## [WHAT YOU WILL DO]
Scan the lines below for the word "icon". Copy each line you find it in.

___ THE RECORDS

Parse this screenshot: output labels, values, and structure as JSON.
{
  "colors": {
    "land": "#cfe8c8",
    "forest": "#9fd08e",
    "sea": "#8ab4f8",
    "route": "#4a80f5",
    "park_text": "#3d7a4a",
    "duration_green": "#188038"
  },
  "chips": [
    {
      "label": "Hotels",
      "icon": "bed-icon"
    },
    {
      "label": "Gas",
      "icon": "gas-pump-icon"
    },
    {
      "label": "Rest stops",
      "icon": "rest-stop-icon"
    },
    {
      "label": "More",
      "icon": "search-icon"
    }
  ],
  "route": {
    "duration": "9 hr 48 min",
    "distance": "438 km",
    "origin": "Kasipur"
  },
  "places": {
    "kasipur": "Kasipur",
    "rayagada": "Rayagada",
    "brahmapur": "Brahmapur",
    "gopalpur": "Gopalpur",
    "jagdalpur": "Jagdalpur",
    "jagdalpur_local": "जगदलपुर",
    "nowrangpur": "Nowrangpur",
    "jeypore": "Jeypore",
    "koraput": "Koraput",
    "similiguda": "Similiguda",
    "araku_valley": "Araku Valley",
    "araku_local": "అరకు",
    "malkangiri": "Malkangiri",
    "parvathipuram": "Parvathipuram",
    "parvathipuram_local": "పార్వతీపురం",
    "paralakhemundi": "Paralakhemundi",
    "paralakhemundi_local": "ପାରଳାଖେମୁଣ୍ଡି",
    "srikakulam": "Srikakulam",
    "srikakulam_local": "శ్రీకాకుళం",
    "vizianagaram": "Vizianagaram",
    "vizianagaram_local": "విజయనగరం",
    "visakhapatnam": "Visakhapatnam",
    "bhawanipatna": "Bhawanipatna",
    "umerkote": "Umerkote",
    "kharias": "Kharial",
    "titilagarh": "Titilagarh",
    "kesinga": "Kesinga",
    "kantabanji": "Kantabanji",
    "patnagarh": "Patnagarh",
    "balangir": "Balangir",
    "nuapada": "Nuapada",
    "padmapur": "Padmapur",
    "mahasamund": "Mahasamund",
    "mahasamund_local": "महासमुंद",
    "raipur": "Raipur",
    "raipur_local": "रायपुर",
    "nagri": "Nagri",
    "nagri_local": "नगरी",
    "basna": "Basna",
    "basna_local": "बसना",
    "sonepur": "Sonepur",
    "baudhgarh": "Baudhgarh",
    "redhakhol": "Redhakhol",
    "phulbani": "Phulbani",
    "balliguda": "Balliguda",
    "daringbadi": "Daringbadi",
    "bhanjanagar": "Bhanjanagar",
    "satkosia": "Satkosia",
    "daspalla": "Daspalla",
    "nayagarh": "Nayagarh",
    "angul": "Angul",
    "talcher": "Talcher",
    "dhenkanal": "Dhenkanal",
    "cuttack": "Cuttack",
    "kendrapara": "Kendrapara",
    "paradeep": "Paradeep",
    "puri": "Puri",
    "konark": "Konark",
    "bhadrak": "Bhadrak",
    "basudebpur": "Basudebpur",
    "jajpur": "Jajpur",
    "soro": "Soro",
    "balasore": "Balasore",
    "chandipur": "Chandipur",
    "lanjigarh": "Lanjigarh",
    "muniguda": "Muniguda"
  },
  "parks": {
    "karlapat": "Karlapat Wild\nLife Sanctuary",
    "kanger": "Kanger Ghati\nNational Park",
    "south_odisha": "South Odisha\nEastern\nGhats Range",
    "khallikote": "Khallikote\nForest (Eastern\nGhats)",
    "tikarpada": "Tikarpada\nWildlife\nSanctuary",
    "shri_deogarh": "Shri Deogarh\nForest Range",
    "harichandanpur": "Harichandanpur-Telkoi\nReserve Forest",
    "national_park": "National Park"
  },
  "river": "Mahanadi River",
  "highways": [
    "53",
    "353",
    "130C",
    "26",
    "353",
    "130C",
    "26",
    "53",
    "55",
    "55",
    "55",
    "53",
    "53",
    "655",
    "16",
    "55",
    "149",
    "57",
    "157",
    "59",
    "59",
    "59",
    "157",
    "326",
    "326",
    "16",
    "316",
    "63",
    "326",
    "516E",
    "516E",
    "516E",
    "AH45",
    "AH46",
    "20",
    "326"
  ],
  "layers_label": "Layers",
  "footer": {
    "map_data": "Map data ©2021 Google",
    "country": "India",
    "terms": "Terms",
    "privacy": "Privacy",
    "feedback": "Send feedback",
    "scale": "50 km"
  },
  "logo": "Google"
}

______

## [FINISHED EXERCISE]
      "icon": "bed-icon"
      "icon": "gas-pump-icon"
      "icon": "rest-stop-icon"
      "icon": "search-icon"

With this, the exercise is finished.